Exercise prompt =>
Set down, word for word, the stretch of lines from the one containing "Extract the structured" to the end of the records below.

____

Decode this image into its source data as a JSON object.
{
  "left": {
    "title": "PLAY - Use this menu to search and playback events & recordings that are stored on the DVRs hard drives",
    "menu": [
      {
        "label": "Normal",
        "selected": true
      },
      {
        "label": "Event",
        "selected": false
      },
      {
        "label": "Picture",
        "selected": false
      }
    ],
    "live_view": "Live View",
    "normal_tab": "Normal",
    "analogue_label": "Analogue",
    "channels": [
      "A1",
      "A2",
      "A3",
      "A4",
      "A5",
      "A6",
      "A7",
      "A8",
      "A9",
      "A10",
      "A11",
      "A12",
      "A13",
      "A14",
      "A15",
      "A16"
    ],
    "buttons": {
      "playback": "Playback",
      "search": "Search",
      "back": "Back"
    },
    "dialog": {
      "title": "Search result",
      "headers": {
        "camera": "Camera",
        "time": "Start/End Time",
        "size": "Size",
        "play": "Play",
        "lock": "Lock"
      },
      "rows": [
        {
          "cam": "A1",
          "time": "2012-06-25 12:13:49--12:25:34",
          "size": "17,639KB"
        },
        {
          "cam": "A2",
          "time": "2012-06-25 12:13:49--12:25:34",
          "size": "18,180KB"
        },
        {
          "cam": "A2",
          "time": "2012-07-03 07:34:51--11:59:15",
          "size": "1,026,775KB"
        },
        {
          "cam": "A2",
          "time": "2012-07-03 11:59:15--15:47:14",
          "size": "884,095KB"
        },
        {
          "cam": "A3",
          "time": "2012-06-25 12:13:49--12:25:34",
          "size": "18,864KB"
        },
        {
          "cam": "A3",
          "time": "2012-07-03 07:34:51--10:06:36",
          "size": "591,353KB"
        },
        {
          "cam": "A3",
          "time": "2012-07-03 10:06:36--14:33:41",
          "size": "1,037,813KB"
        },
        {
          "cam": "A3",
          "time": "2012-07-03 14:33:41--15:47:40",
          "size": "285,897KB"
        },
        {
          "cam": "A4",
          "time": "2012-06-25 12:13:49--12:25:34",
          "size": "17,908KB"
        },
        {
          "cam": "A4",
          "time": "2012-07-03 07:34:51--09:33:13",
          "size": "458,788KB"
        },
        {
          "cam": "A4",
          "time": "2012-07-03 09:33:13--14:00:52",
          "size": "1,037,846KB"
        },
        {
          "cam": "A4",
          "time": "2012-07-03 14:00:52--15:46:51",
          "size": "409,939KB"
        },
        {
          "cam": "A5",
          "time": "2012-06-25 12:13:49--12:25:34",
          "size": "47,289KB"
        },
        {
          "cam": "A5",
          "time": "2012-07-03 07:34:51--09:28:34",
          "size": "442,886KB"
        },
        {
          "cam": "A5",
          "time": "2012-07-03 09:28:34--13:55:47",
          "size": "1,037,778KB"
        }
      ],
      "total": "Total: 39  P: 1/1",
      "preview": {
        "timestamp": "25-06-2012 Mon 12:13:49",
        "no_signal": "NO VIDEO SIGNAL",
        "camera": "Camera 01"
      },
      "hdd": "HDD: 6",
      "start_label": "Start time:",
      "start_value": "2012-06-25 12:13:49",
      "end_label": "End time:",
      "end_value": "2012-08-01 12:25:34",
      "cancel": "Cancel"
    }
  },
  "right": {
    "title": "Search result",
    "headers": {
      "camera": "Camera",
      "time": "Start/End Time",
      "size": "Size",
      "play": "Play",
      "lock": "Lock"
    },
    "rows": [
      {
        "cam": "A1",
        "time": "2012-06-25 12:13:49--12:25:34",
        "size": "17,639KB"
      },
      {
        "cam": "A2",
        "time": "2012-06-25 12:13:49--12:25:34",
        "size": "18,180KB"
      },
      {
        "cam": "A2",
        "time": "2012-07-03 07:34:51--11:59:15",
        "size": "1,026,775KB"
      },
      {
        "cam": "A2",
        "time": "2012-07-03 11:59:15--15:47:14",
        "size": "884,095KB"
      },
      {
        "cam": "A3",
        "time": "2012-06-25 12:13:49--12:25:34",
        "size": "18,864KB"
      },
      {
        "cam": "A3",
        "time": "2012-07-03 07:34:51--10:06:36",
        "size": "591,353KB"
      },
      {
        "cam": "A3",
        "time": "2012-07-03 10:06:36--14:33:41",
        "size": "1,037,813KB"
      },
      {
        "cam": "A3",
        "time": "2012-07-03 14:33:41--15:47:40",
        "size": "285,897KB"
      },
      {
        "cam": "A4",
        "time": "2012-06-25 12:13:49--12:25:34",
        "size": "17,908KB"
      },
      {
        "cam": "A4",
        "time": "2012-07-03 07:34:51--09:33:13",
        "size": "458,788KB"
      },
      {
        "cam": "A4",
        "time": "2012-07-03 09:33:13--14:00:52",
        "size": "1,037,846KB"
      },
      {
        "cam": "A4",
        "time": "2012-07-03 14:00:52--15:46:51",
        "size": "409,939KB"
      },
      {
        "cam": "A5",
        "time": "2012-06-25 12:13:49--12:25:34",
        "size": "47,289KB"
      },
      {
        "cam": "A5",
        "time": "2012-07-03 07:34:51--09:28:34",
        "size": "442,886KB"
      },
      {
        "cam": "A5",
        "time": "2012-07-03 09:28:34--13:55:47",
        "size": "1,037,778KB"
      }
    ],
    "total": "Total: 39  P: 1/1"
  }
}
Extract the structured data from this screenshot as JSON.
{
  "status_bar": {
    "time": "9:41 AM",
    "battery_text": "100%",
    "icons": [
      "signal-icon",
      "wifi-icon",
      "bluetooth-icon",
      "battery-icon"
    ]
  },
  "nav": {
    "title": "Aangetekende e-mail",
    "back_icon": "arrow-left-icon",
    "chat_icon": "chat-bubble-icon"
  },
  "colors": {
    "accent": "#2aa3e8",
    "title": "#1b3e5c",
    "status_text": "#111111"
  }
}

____

Problem solution =>
Extract the structured data from this screenshot as JSON.
{
  "status_bar": {
    "time": "9:41 AM",
    "battery_text": "100%",
    "icons": [
      "signal-icon",
      "wifi-icon",
      "bluetooth-icon",
      "battery-icon"
    ]
  },
  "nav": {
    "title": "Aangetekende e-mail",
    "back_icon": "arrow-left-icon",
    "chat_icon": "chat-bubble-icon"
  },
  "colors": {
    "accent": "#2aa3e8",
    "title": "#1b3e5c",
    "status_text": "#111111"
  }
}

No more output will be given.